This, of course, quickly turns into a parenting issue. The more "authoritative" parent may succeed getting their child to stay in bed after only a few tear-filled nights and "laying-down-the-law" words as well as actions. Loving concern (or "tough love" as they like to call it) may very well win if it is purely a behavioral issue. The toddler will adjust and finally fall asleep on his own, without battles, in his new bed.
For the more "permissive" parent, OR the parent of a child with Sensory Processing Disorders, the tear-filled battles may be too difficult, and inconsistency or "giving in" may result... just so everyone can get a little rest!
Either the parent ends up in the child's room until they fall asleep, or the child ends up in the parents bed. Believe me, I know this experience well. My daughter absolutely could not soothe herself to sleep without my help, no matter what we tried!
There should be no judgment here... there are also endless in-between scenarios that could play out as well. My point is, transitions are not always easy!
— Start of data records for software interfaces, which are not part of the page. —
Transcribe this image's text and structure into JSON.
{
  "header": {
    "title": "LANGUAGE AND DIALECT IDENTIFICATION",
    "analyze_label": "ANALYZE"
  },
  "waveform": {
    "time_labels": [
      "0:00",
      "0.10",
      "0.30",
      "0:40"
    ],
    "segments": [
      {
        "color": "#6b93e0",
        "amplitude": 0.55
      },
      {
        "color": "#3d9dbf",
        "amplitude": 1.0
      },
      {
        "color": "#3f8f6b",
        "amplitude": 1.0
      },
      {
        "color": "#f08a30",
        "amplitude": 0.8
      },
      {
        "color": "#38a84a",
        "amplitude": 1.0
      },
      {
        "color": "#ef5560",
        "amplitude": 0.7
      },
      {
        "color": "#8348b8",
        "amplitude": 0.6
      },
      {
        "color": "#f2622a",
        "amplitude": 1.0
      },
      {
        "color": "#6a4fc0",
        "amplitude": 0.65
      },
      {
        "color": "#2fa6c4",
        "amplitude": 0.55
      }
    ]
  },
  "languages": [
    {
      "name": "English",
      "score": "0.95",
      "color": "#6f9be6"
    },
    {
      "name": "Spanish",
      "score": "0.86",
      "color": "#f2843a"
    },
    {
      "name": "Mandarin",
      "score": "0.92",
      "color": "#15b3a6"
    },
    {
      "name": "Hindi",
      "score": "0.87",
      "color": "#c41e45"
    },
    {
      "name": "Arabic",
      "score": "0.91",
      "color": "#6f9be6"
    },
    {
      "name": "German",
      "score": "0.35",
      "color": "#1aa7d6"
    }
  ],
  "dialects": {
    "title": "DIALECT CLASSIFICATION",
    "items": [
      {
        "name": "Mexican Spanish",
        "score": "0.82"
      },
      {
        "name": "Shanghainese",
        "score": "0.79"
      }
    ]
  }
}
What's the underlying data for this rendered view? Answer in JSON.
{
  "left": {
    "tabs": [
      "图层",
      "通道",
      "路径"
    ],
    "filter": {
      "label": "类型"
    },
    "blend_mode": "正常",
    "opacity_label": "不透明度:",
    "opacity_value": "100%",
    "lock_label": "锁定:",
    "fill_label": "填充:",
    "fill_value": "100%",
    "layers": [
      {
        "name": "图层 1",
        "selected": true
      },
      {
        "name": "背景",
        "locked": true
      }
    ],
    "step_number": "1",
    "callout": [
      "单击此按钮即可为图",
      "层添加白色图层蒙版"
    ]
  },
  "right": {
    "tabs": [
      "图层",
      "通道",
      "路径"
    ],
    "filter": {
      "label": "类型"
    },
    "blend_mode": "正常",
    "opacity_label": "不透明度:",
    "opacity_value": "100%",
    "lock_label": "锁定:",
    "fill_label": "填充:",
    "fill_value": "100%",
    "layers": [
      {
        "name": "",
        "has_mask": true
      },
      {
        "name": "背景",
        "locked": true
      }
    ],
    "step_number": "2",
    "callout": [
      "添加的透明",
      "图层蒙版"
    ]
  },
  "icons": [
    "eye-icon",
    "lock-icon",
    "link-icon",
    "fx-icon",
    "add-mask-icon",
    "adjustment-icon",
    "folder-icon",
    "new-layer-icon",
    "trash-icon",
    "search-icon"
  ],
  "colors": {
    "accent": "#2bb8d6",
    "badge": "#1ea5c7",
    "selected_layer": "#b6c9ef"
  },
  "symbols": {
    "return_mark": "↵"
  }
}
And, depending on how difficult the new sense of freedom and the lack of a safe, non-stimulating, "enclosed" space is for the child, will determine how challenging the situation becomes for both parent and child.
But, this is certainly not an article focused on parenting or behavior problems. It is, rather, an article focused on ONE possible solution!
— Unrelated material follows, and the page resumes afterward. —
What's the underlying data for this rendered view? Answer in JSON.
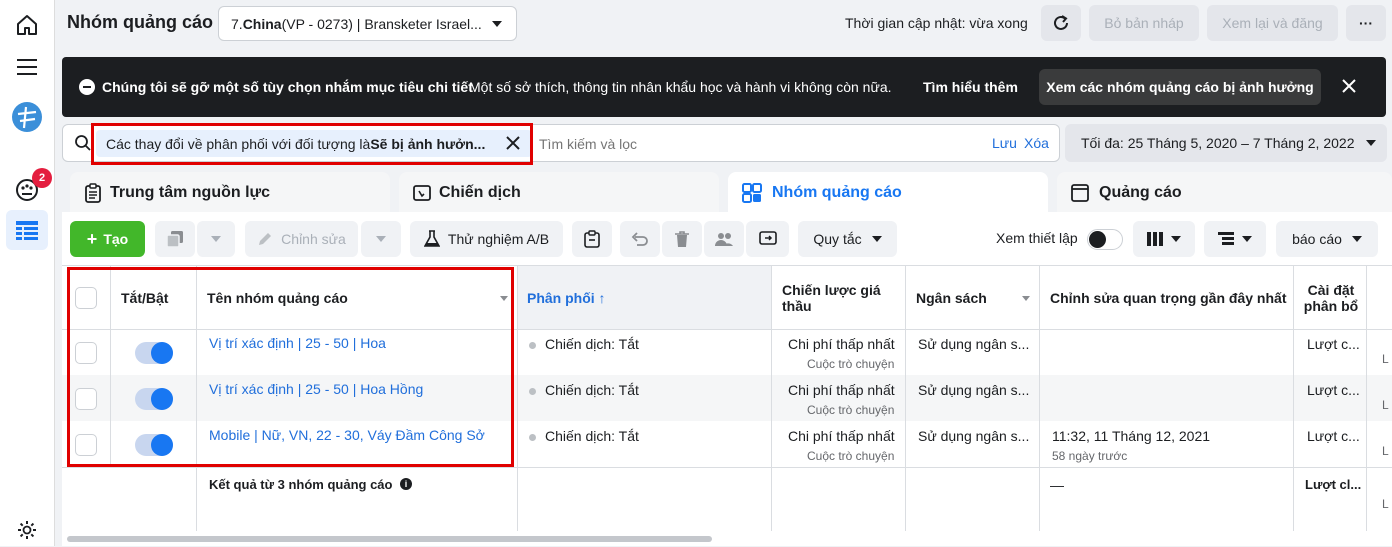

It is easy to see how ANY child would enjoy having a bed tent for their own private sleeping sanctuary...drifting off to sleep in a peaceful, imaginary world. But, my focus is on how a bed tent can be an ideal solution for bedtime battles with children who have Sensory Processing / Sensory Integration issues.Specifically, bed tents have a positive affect on children who:
have difficulty modulating their arousal level
become easily over stimulated (especially visually)
have major difficulties with transitions
Here's what I would suggest, if I may. Pick out your
child's favorite color,
theme, character, or design. Make a BIG deal out of setting it up and how
lucky he/she is to be able to "camp" in his/her own room!
Give him a flashlight if he needs it for a "night light" or for nighttime
bathroom trips. Let him sleep in a sleeping bag or under a weighted blanket.
Fill the bed tent with his favorite stuffed animals, or
stuff the animals
into his sleeping bag for a nice tight "squeeze" (i.e., for calming, deep
pressure input). Use a nature sound machine to provide whatever
sound is most soothing. Or, use a white noise machine to calm, soothe and
drown out other household sounds.
Fill his head with self-confidence, let him know you understand it is harder
for him, praise him (and/or reward him) for sleeping by himself because he
is a "big boy" now, talk to him about the fantasies he can dream up in his
new tent, and give him complete ownership of his new space!
I hope these bed tents will help end, or prevent, some of those nighttime
battles for you! Pleasant dreams to you all.